__Task brief__. From the first line to the last, give the records again exactly.
***** Given data
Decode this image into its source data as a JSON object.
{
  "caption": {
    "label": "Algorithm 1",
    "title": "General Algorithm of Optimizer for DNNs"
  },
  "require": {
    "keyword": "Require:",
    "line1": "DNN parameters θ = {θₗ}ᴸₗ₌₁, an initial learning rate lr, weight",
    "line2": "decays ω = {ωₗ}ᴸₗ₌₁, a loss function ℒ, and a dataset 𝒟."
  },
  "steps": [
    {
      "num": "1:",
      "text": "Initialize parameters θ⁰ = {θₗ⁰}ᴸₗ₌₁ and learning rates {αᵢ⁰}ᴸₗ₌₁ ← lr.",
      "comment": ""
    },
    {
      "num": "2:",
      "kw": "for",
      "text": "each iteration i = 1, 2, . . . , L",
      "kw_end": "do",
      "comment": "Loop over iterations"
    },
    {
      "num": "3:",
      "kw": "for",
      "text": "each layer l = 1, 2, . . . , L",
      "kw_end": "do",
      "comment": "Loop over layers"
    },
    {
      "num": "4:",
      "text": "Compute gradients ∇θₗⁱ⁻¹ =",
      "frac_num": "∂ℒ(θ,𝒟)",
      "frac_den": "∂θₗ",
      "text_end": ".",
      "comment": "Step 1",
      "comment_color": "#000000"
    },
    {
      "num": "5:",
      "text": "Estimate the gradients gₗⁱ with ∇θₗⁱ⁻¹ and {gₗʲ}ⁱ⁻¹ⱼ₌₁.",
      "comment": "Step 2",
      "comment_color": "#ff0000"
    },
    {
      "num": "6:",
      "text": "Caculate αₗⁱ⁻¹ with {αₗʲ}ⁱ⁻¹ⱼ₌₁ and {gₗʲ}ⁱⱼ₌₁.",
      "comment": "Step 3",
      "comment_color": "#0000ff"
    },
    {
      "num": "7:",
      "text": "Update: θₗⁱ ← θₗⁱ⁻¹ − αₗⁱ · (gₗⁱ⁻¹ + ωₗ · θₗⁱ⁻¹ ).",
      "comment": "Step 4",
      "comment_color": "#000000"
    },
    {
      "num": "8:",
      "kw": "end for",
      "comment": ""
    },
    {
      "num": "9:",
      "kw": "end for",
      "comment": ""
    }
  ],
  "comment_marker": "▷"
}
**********
__Your solution__.
Decode this image into its source data as a JSON object.
{
  "caption": {
    "label": "Algorithm 1",
    "title": "General Algorithm of Optimizer for DNNs"
  },
  "require": {
    "keyword": "Require:",
    "line1": "DNN parameters θ = {θₗ}ᴸₗ₌₁, an initial learning rate lr, weight",
    "line2": "decays ω = {ωₗ}ᴸₗ₌₁, a loss function ℒ, and a dataset 𝒟."
  },
  "steps": [
    {
      "num": "1:",
      "text": "Initialize parameters θ⁰ = {θₗ⁰}ᴸₗ₌₁ and learning rates {αᵢ⁰}ᴸₗ₌₁ ← lr.",
      "comment": ""
    },
    {
      "num": "2:",
      "kw": "for",
      "text": "each iteration i = 1, 2, . . . , L",
      "kw_end": "do",
      "comment": "Loop over iterations"
    },
    {
      "num": "3:",
      "kw": "for",
      "text": "each layer l = 1, 2, . . . , L",
      "kw_end": "do",
      "comment": "Loop over layers"
    },
    {
      "num": "4:",
      "text": "Compute gradients ∇θₗⁱ⁻¹ =",
      "frac_num": "∂ℒ(θ,𝒟)",
      "frac_den": "∂θₗ",
      "text_end": ".",
      "comment": "Step 1",
      "comment_color": "#000000"
    },
    {
      "num": "5:",
      "text": "Estimate the gradients gₗⁱ with ∇θₗⁱ⁻¹ and {gₗʲ}ⁱ⁻¹ⱼ₌₁.",
      "comment": "Step 2",
      "comment_color": "#ff0000"
    },
    {
      "num": "6:",
      "text": "Caculate αₗⁱ⁻¹ with {αₗʲ}ⁱ⁻¹ⱼ₌₁ and {gₗʲ}ⁱⱼ₌₁.",
      "comment": "Step 3",
      "comment_color": "#0000ff"
    },
    {
      "num": "7:",
      "text": "Update: θₗⁱ ← θₗⁱ⁻¹ − αₗⁱ · (gₗⁱ⁻¹ + ωₗ · θₗⁱ⁻¹ ).",
      "comment": "Step 4",
      "comment_color": "#000000"
    },
    {
      "num": "8:",
      "kw": "end for",
      "comment": ""
    },
    {
      "num": "9:",
      "kw": "end for",
      "comment": ""
    }
  ],
  "comment_marker": "▷"
}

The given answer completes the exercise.